PROBLEM DESCRIPTION
Output an exact reproduction of the data.

[Interface dataset entries]
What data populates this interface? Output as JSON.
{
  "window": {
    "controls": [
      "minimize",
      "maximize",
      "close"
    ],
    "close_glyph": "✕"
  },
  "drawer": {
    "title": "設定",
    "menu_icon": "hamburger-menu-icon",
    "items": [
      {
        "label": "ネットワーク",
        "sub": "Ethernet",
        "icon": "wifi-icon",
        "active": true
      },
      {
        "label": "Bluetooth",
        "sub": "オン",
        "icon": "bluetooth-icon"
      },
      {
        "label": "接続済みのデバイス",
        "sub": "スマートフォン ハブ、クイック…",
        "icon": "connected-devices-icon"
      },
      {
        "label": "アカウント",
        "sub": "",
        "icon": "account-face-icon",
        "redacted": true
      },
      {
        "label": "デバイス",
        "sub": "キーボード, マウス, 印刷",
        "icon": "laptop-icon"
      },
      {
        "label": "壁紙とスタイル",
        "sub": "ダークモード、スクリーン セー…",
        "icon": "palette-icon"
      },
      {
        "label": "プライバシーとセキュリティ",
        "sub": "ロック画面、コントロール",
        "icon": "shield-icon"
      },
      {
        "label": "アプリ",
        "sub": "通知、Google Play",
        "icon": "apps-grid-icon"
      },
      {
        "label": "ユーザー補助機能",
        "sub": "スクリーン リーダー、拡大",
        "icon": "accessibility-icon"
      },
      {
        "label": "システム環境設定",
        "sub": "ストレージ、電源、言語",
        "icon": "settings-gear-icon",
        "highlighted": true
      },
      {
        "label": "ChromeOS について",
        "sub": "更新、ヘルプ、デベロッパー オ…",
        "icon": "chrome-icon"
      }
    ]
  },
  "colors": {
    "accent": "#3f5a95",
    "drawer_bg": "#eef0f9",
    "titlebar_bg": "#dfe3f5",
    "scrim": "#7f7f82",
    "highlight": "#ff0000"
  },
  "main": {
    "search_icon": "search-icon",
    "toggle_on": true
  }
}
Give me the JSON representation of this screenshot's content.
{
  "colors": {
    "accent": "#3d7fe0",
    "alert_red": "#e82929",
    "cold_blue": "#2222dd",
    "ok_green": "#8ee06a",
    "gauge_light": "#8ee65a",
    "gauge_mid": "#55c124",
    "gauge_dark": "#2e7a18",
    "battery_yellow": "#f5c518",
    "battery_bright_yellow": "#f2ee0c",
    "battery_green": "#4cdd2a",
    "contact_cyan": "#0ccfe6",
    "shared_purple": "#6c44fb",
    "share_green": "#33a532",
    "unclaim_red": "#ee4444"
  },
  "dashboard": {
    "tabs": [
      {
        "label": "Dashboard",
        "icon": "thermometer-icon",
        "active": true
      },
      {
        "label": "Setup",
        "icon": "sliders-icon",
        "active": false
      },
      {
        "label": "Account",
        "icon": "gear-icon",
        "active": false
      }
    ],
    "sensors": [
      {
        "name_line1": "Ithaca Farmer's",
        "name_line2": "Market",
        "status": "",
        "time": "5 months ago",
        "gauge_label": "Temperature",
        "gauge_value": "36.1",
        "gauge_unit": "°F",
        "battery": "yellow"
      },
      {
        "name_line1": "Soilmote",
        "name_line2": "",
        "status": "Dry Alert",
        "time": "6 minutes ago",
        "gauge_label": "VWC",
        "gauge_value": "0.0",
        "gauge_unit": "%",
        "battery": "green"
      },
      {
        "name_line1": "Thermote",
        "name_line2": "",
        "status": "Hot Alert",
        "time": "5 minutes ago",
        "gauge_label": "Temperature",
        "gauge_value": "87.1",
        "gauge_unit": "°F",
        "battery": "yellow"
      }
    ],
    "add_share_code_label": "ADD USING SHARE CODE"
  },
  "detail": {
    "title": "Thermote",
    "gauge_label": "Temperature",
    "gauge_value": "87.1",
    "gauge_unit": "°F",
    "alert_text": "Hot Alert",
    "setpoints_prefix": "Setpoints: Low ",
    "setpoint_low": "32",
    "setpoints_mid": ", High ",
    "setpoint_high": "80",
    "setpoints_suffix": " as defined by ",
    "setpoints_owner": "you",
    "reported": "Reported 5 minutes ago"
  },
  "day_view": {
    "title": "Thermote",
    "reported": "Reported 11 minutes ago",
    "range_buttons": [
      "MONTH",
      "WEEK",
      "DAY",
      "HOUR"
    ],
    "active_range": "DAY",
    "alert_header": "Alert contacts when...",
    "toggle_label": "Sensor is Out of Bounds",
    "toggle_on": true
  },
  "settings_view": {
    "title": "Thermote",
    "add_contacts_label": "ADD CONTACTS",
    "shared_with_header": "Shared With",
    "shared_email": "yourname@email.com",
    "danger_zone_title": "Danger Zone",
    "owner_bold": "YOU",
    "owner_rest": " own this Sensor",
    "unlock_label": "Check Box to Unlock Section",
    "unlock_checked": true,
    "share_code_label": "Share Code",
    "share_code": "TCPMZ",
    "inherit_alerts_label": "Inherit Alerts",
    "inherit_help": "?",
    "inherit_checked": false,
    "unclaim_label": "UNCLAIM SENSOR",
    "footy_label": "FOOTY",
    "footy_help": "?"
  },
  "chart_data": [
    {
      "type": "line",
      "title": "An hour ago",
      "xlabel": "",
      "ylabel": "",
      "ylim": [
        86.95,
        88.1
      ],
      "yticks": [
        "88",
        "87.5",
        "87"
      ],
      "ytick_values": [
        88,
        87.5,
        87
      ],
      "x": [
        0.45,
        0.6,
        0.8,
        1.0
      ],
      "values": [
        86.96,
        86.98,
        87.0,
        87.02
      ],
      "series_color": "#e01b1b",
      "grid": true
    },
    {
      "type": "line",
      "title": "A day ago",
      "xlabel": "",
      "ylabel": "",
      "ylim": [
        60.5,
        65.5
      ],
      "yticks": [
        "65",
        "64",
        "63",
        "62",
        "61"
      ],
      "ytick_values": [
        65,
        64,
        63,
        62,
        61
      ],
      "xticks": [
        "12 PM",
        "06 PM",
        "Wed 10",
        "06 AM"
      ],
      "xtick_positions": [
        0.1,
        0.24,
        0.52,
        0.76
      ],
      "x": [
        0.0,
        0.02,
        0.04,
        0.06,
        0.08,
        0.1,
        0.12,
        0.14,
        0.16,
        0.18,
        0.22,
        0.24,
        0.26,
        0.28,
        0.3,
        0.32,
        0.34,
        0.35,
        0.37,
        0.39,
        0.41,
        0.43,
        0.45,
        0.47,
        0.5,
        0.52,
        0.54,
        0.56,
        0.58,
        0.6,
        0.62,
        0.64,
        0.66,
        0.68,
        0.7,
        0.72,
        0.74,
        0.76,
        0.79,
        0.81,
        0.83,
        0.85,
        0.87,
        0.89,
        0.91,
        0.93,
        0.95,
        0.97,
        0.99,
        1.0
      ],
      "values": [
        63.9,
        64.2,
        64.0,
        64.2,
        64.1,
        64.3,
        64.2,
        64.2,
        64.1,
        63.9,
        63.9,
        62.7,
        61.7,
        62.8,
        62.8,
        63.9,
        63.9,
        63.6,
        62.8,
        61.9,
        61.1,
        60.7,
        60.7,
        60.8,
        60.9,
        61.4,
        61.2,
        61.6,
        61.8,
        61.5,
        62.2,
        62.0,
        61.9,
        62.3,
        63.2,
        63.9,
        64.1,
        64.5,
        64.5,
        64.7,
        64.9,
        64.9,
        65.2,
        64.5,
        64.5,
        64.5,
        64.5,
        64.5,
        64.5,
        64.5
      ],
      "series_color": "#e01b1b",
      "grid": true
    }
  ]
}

ANSWER TO THIS TASK
What data populates this interface? Output as JSON.
{
  "window": {
    "controls": [
      "minimize",
      "maximize",
      "close"
    ],
    "close_glyph": "✕"
  },
  "drawer": {
    "title": "設定",
    "menu_icon": "hamburger-menu-icon",
    "items": [
      {
        "label": "ネットワーク",
        "sub": "Ethernet",
        "icon": "wifi-icon",
        "active": true
      },
      {
        "label": "Bluetooth",
        "sub": "オン",
        "icon": "bluetooth-icon"
      },
      {
        "label": "接続済みのデバイス",
        "sub": "スマートフォン ハブ、クイック…",
        "icon": "connected-devices-icon"
      },
      {
        "label": "アカウント",
        "sub": "",
        "icon": "account-face-icon",
        "redacted": true
      },
      {
        "label": "デバイス",
        "sub": "キーボード, マウス, 印刷",
        "icon": "laptop-icon"
      },
      {
        "label": "壁紙とスタイル",
        "sub": "ダークモード、スクリーン セー…",
        "icon": "palette-icon"
      },
      {
        "label": "プライバシーとセキュリティ",
        "sub": "ロック画面、コントロール",
        "icon": "shield-icon"
      },
      {
        "label": "アプリ",
        "sub": "通知、Google Play",
        "icon": "apps-grid-icon"
      },
      {
        "label": "ユーザー補助機能",
        "sub": "スクリーン リーダー、拡大",
        "icon": "accessibility-icon"
      },
      {
        "label": "システム環境設定",
        "sub": "ストレージ、電源、言語",
        "icon": "settings-gear-icon",
        "highlighted": true
      },
      {
        "label": "ChromeOS について",
        "sub": "更新、ヘルプ、デベロッパー オ…",
        "icon": "chrome-icon"
      }
    ]
  },
  "colors": {
    "accent": "#3f5a95",
    "drawer_bg": "#eef0f9",
    "titlebar_bg": "#dfe3f5",
    "scrim": "#7f7f82",
    "highlight": "#ff0000"
  },
  "main": {
    "search_icon": "search-icon",
    "toggle_on": true
  }
}
Give me the JSON representation of this screenshot's content.
{
  "colors": {
    "accent": "#3d7fe0",
    "alert_red": "#e82929",
    "cold_blue": "#2222dd",
    "ok_green": "#8ee06a",
    "gauge_light": "#8ee65a",
    "gauge_mid": "#55c124",
    "gauge_dark": "#2e7a18",
    "battery_yellow": "#f5c518",
    "battery_bright_yellow": "#f2ee0c",
    "battery_green": "#4cdd2a",
    "contact_cyan": "#0ccfe6",
    "shared_purple": "#6c44fb",
    "share_green": "#33a532",
    "unclaim_red": "#ee4444"
  },
  "dashboard": {
    "tabs": [
      {
        "label": "Dashboard",
        "icon": "thermometer-icon",
        "active": true
      },
      {
        "label": "Setup",
        "icon": "sliders-icon",
        "active": false
      },
      {
        "label": "Account",
        "icon": "gear-icon",
        "active": false
      }
    ],
    "sensors": [
      {
        "name_line1": "Ithaca Farmer's",
        "name_line2": "Market",
        "status": "",
        "time": "5 months ago",
        "gauge_label": "Temperature",
        "gauge_value": "36.1",
        "gauge_unit": "°F",
        "battery": "yellow"
      },
      {
        "name_line1": "Soilmote",
        "name_line2": "",
        "status": "Dry Alert",
        "time": "6 minutes ago",
        "gauge_label": "VWC",
        "gauge_value": "0.0",
        "gauge_unit": "%",
        "battery": "green"
      },
      {
        "name_line1": "Thermote",
        "name_line2": "",
        "status": "Hot Alert",
        "time": "5 minutes ago",
        "gauge_label": "Temperature",
        "gauge_value": "87.1",
        "gauge_unit": "°F",
        "battery": "yellow"
      }
    ],
    "add_share_code_label": "ADD USING SHARE CODE"
  },
  "detail": {
    "title": "Thermote",
    "gauge_label": "Temperature",
    "gauge_value": "87.1",
    "gauge_unit": "°F",
    "alert_text": "Hot Alert",
    "setpoints_prefix": "Setpoints: Low ",
    "setpoint_low": "32",
    "setpoints_mid": ", High ",
    "setpoint_high": "80",
    "setpoints_suffix": " as defined by ",
    "setpoints_owner": "you",
    "reported": "Reported 5 minutes ago"
  },
  "day_view": {
    "title": "Thermote",
    "reported": "Reported 11 minutes ago",
    "range_buttons": [
      "MONTH",
      "WEEK",
      "DAY",
      "HOUR"
    ],
    "active_range": "DAY",
    "alert_header": "Alert contacts when...",
    "toggle_label": "Sensor is Out of Bounds",
    "toggle_on": true
  },
  "settings_view": {
    "title": "Thermote",
    "add_contacts_label": "ADD CONTACTS",
    "shared_with_header": "Shared With",
    "shared_email": "yourname@email.com",
    "danger_zone_title": "Danger Zone",
    "owner_bold": "YOU",
    "owner_rest": " own this Sensor",
    "unlock_label": "Check Box to Unlock Section",
    "unlock_checked": true,
    "share_code_label": "Share Code",
    "share_code": "TCPMZ",
    "inherit_alerts_label": "Inherit Alerts",
    "inherit_help": "?",
    "inherit_checked": false,
    "unclaim_label": "UNCLAIM SENSOR",
    "footy_label": "FOOTY",
    "footy_help": "?"
  },
  "chart_data": [
    {
      "type": "line",
      "title": "An hour ago",
      "xlabel": "",
      "ylabel": "",
      "ylim": [
        86.95,
        88.1
      ],
      "yticks": [
        "88",
        "87.5",
        "87"
      ],
      "ytick_values": [
        88,
        87.5,
        87
      ],
      "x": [
        0.45,
        0.6,
        0.8,
        1.0
      ],
      "values": [
        86.96,
        86.98,
        87.0,
        87.02
      ],
      "series_color": "#e01b1b",
      "grid": true
    },
    {
      "type": "line",
      "title": "A day ago",
      "xlabel": "",
      "ylabel": "",
      "ylim": [
        60.5,
        65.5
      ],
      "yticks": [
        "65",
        "64",
        "63",
        "62",
        "61"
      ],
      "ytick_values": [
        65,
        64,
        63,
        62,
        61
      ],
      "xticks": [
        "12 PM",
        "06 PM",
        "Wed 10",
        "06 AM"
      ],
      "xtick_positions": [
        0.1,
        0.24,
        0.52,
        0.76
      ],
      "x": [
        0.0,
        0.02,
        0.04,
        0.06,
        0.08,
        0.1,
        0.12,
        0.14,
        0.16,
        0.18,
        0.22,
        0.24,
        0.26,
        0.28,
        0.3,
        0.32,
        0.34,
        0.35,
        0.37,
        0.39,
        0.41,
        0.43,
        0.45,
        0.47,
        0.5,
        0.52,
        0.54,
        0.56,
        0.58,
        0.6,
        0.62,
        0.64,
        0.66,
        0.68,
        0.7,
        0.72,
        0.74,
        0.76,
        0.79,
        0.81,
        0.83,
        0.85,
        0.87,
        0.89,
        0.91,
        0.93,
        0.95,
        0.97,
        0.99,
        1.0
      ],
      "values": [
        63.9,
        64.2,
        64.0,
        64.2,
        64.1,
        64.3,
        64.2,
        64.2,
        64.1,
        63.9,
        63.9,
        62.7,
        61.7,
        62.8,
        62.8,
        63.9,
        63.9,
        63.6,
        62.8,
        61.9,
        61.1,
        60.7,
        60.7,
        60.8,
        60.9,
        61.4,
        61.2,
        61.6,
        61.8,
        61.5,
        62.2,
        62.0,
        61.9,
        62.3,
        63.2,
        63.9,
        64.1,
        64.5,
        64.5,
        64.7,
        64.9,
        64.9,
        65.2,
        64.5,
        64.5,
        64.5,
        64.5,
        64.5,
        64.5,
        64.5
      ],
      "series_color": "#e01b1b",
      "grid": true
    }
  ]
}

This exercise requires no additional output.